[Entries from a dataset of interfaces]
*** Block opens ***

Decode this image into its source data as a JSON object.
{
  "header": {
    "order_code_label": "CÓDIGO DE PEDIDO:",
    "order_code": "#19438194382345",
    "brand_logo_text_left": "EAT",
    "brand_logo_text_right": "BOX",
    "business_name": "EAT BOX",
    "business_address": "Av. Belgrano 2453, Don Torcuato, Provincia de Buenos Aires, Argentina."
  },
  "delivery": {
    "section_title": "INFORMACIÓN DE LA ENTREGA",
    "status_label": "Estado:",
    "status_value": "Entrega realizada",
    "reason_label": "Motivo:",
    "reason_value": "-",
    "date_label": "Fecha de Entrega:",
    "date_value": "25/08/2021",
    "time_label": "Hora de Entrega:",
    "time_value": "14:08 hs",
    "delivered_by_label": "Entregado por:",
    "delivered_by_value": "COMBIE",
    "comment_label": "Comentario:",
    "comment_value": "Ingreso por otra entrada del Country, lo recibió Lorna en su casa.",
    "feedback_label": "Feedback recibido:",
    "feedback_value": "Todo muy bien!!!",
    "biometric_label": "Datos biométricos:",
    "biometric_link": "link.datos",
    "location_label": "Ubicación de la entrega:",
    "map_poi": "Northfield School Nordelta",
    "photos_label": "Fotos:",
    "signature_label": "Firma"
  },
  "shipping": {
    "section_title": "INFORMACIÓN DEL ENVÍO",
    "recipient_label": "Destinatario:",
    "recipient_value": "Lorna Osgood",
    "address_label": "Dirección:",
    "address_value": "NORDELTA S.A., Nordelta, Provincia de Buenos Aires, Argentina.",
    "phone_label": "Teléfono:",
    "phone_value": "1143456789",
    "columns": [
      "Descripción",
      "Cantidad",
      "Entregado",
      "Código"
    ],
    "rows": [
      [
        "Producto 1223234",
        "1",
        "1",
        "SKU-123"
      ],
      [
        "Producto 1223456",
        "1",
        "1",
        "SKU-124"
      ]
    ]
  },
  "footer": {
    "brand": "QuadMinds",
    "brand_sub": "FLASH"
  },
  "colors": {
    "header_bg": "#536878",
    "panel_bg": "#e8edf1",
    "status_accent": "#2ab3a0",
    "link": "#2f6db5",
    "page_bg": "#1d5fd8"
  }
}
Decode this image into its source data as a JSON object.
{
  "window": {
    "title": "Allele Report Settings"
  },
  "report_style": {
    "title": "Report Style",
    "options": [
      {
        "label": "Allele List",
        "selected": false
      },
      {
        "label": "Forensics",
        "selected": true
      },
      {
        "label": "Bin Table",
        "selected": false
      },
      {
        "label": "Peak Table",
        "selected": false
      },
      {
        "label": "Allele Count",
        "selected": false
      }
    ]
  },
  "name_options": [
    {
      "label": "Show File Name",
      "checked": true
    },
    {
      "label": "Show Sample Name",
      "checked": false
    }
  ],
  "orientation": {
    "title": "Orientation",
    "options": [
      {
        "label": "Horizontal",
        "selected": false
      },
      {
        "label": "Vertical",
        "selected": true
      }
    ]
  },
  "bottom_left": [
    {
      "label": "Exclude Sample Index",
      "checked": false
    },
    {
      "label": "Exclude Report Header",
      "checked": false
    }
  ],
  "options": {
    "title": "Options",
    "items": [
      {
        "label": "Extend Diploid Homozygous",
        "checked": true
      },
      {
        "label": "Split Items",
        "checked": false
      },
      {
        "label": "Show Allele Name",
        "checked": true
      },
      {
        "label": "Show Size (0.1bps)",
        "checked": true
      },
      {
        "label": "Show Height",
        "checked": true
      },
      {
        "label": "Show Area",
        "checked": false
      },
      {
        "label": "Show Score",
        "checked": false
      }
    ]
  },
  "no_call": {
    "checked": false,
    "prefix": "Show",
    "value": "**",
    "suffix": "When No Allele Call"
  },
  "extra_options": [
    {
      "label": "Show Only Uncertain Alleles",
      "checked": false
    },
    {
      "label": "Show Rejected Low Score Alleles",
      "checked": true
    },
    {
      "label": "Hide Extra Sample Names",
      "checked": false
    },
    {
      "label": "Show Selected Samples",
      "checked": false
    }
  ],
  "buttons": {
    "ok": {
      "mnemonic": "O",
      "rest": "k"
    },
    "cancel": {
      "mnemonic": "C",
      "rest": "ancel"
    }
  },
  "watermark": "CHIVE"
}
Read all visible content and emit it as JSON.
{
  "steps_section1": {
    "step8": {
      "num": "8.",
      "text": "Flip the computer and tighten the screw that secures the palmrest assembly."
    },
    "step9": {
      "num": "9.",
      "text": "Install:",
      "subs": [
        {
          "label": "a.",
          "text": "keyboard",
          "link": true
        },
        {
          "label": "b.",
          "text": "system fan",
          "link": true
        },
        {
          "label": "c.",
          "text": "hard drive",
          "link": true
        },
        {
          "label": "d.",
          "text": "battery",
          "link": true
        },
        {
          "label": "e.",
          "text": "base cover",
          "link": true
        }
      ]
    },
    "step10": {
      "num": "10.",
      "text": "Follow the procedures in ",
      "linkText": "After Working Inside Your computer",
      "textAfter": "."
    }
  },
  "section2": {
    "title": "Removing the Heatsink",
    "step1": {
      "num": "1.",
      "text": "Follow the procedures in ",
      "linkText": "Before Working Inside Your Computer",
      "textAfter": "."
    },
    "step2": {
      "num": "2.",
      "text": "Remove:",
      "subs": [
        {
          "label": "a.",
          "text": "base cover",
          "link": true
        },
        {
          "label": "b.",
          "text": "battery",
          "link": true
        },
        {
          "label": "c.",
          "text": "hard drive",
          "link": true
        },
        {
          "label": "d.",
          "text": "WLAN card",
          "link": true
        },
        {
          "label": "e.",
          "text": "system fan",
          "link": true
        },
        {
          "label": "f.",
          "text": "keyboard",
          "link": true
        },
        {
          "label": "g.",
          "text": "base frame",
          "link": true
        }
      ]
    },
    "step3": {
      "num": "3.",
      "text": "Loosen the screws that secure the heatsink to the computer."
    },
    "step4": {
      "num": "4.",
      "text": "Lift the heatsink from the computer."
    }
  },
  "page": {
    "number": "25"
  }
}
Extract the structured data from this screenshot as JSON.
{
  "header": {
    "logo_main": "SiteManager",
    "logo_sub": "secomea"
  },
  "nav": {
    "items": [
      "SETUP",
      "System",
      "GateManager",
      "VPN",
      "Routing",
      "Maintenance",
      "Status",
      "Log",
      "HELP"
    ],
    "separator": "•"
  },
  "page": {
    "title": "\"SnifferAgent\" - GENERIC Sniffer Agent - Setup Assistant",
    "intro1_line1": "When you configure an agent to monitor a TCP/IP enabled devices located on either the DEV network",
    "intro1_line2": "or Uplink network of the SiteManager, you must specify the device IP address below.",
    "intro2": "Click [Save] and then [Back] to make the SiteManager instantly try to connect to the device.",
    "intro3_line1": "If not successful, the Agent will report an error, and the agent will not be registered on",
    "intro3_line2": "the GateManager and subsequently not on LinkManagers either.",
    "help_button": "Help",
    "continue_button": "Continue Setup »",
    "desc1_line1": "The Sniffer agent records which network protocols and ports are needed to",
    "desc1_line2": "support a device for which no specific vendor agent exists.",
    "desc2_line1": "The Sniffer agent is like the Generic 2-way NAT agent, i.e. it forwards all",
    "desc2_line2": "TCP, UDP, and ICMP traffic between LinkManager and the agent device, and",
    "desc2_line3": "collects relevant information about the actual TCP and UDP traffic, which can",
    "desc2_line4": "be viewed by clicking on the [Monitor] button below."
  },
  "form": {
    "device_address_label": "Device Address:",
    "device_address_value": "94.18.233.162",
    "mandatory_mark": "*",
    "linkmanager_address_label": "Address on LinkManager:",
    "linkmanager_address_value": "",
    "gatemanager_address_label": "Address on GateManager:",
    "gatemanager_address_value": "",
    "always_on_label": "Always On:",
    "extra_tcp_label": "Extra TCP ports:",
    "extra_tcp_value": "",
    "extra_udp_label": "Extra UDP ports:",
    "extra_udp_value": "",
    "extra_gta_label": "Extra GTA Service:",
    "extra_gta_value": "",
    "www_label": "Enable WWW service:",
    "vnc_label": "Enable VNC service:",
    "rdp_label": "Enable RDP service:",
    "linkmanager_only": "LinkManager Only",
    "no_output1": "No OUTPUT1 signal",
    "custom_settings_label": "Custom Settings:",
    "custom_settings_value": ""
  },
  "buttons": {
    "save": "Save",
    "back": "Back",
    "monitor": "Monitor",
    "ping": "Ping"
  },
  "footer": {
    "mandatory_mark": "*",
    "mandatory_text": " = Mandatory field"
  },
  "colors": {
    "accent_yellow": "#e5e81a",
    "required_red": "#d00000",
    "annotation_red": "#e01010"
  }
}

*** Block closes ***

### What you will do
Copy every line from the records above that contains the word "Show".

### Task response
      "label": "Show File Name",
      "label": "Show Sample Name",
        "label": "Show Allele Name",
        "label": "Show Size (0.1bps)",
        "label": "Show Height",
        "label": "Show Area",
        "label": "Show Score",
    "prefix": "Show",
      "label": "Show Only Uncertain Alleles",
      "label": "Show Rejected Low Score Alleles",
      "label": "Show Selected Samples",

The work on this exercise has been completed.